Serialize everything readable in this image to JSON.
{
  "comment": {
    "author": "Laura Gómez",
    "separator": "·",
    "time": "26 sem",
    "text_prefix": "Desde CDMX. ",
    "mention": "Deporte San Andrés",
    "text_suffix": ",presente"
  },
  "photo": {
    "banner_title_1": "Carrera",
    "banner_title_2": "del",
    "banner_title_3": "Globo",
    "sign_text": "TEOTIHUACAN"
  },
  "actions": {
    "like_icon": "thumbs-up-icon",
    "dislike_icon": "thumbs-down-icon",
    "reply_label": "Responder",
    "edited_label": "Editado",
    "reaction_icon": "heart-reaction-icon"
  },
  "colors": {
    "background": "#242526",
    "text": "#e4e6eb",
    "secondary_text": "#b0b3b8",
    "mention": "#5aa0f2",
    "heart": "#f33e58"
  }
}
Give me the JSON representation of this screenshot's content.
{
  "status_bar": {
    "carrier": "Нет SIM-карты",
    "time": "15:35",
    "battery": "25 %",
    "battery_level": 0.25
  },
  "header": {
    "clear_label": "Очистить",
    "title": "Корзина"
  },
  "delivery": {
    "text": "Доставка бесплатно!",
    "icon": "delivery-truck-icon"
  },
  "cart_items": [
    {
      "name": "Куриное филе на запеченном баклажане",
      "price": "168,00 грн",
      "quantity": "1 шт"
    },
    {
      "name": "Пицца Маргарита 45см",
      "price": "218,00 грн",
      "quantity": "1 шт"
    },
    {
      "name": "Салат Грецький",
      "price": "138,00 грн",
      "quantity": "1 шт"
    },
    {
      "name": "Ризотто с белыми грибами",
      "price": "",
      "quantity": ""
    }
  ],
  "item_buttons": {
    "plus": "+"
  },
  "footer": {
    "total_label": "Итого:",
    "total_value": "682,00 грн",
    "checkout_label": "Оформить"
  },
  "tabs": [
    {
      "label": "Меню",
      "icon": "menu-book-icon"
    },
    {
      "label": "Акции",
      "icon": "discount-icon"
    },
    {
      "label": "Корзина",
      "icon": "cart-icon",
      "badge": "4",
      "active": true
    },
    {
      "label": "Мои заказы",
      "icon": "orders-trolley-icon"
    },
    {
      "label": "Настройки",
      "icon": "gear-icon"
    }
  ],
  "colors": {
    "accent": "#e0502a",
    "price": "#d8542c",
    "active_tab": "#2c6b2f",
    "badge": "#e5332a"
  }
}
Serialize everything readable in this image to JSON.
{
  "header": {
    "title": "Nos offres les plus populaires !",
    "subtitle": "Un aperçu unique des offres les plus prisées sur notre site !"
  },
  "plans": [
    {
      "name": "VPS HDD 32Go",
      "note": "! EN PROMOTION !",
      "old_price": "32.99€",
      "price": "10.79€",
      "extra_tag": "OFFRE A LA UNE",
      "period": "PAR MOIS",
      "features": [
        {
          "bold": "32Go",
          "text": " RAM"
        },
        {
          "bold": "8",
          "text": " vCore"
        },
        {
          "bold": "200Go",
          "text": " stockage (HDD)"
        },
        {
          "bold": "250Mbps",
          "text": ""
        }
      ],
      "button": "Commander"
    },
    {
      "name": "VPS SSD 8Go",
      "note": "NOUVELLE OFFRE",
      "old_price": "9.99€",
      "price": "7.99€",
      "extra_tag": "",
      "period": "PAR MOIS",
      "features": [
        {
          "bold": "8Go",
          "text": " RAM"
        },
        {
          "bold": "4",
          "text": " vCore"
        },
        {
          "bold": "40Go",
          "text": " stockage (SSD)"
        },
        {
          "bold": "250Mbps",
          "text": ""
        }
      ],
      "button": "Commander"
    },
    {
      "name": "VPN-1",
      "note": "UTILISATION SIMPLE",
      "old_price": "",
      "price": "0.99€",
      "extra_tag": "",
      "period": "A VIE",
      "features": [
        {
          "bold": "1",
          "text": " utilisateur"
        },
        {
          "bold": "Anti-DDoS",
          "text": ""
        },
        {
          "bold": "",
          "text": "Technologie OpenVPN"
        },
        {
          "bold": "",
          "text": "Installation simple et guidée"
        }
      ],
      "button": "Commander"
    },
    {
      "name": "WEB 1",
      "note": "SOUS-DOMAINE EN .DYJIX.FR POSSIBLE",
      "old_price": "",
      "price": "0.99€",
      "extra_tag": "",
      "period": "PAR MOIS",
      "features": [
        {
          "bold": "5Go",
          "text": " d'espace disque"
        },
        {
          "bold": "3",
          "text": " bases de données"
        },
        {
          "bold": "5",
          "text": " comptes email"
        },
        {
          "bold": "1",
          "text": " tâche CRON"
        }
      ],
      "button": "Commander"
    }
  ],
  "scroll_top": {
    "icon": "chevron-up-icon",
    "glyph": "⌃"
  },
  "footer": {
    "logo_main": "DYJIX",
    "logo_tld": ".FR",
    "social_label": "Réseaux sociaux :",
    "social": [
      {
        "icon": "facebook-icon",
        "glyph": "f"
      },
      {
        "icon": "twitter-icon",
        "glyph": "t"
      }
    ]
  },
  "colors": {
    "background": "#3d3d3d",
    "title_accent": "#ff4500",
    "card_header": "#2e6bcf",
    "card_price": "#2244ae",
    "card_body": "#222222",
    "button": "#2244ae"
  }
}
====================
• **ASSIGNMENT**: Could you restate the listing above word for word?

• **ANSWER BOX**:
Serialize everything readable in this image to JSON.
{
  "comment": {
    "author": "Laura Gómez",
    "separator": "·",
    "time": "26 sem",
    "text_prefix": "Desde CDMX. ",
    "mention": "Deporte San Andrés",
    "text_suffix": ",presente"
  },
  "photo": {
    "banner_title_1": "Carrera",
    "banner_title_2": "del",
    "banner_title_3": "Globo",
    "sign_text": "TEOTIHUACAN"
  },
  "actions": {
    "like_icon": "thumbs-up-icon",
    "dislike_icon": "thumbs-down-icon",
    "reply_label": "Responder",
    "edited_label": "Editado",
    "reaction_icon": "heart-reaction-icon"
  },
  "colors": {
    "background": "#242526",
    "text": "#e4e6eb",
    "secondary_text": "#b0b3b8",
    "mention": "#5aa0f2",
    "heart": "#f33e58"
  }
}
Give me the JSON representation of this screenshot's content.
{
  "status_bar": {
    "carrier": "Нет SIM-карты",
    "time": "15:35",
    "battery": "25 %",
    "battery_level": 0.25
  },
  "header": {
    "clear_label": "Очистить",
    "title": "Корзина"
  },
  "delivery": {
    "text": "Доставка бесплатно!",
    "icon": "delivery-truck-icon"
  },
  "cart_items": [
    {
      "name": "Куриное филе на запеченном баклажане",
      "price": "168,00 грн",
      "quantity": "1 шт"
    },
    {
      "name": "Пицца Маргарита 45см",
      "price": "218,00 грн",
      "quantity": "1 шт"
    },
    {
      "name": "Салат Грецький",
      "price": "138,00 грн",
      "quantity": "1 шт"
    },
    {
      "name": "Ризотто с белыми грибами",
      "price": "",
      "quantity": ""
    }
  ],
  "item_buttons": {
    "plus": "+"
  },
  "footer": {
    "total_label": "Итого:",
    "total_value": "682,00 грн",
    "checkout_label": "Оформить"
  },
  "tabs": [
    {
      "label": "Меню",
      "icon": "menu-book-icon"
    },
    {
      "label": "Акции",
      "icon": "discount-icon"
    },
    {
      "label": "Корзина",
      "icon": "cart-icon",
      "badge": "4",
      "active": true
    },
    {
      "label": "Мои заказы",
      "icon": "orders-trolley-icon"
    },
    {
      "label": "Настройки",
      "icon": "gear-icon"
    }
  ],
  "colors": {
    "accent": "#e0502a",
    "price": "#d8542c",
    "active_tab": "#2c6b2f",
    "badge": "#e5332a"
  }
}
Serialize everything readable in this image to JSON.
{
  "header": {
    "title": "Nos offres les plus populaires !",
    "subtitle": "Un aperçu unique des offres les plus prisées sur notre site !"
  },
  "plans": [
    {
      "name": "VPS HDD 32Go",
      "note": "! EN PROMOTION !",
      "old_price": "32.99€",
      "price": "10.79€",
      "extra_tag": "OFFRE A LA UNE",
      "period": "PAR MOIS",
      "features": [
        {
          "bold": "32Go",
          "text": " RAM"
        },
        {
          "bold": "8",
          "text": " vCore"
        },
        {
          "bold": "200Go",
          "text": " stockage (HDD)"
        },
        {
          "bold": "250Mbps",
          "text": ""
        }
      ],
      "button": "Commander"
    },
    {
      "name": "VPS SSD 8Go",
      "note": "NOUVELLE OFFRE",
      "old_price": "9.99€",
      "price": "7.99€",
      "extra_tag": "",
      "period": "PAR MOIS",
      "features": [
        {
          "bold": "8Go",
          "text": " RAM"
        },
        {
          "bold": "4",
          "text": " vCore"
        },
        {
          "bold": "40Go",
          "text": " stockage (SSD)"
        },
        {
          "bold": "250Mbps",
          "text": ""
        }
      ],
      "button": "Commander"
    },
    {
      "name": "VPN-1",
      "note": "UTILISATION SIMPLE",
      "old_price": "",
      "price": "0.99€",
      "extra_tag": "",
      "period": "A VIE",
      "features": [
        {
          "bold": "1",
          "text": " utilisateur"
        },
        {
          "bold": "Anti-DDoS",
          "text": ""
        },
        {
          "bold": "",
          "text": "Technologie OpenVPN"
        },
        {
          "bold": "",
          "text": "Installation simple et guidée"
        }
      ],
      "button": "Commander"
    },
    {
      "name": "WEB 1",
      "note": "SOUS-DOMAINE EN .DYJIX.FR POSSIBLE",
      "old_price": "",
      "price": "0.99€",
      "extra_tag": "",
      "period": "PAR MOIS",
      "features": [
        {
          "bold": "5Go",
          "text": " d'espace disque"
        },
        {
          "bold": "3",
          "text": " bases de données"
        },
        {
          "bold": "5",
          "text": " comptes email"
        },
        {
          "bold": "1",
          "text": " tâche CRON"
        }
      ],
      "button": "Commander"
    }
  ],
  "scroll_top": {
    "icon": "chevron-up-icon",
    "glyph": "⌃"
  },
  "footer": {
    "logo_main": "DYJIX",
    "logo_tld": ".FR",
    "social_label": "Réseaux sociaux :",
    "social": [
      {
        "icon": "facebook-icon",
        "glyph": "f"
      },
      {
        "icon": "twitter-icon",
        "glyph": "t"
      }
    ]
  },
  "colors": {
    "background": "#3d3d3d",
    "title_accent": "#ff4500",
    "card_header": "#2e6bcf",
    "card_price": "#2244ae",
    "card_body": "#222222",
    "button": "#2244ae"
  }
}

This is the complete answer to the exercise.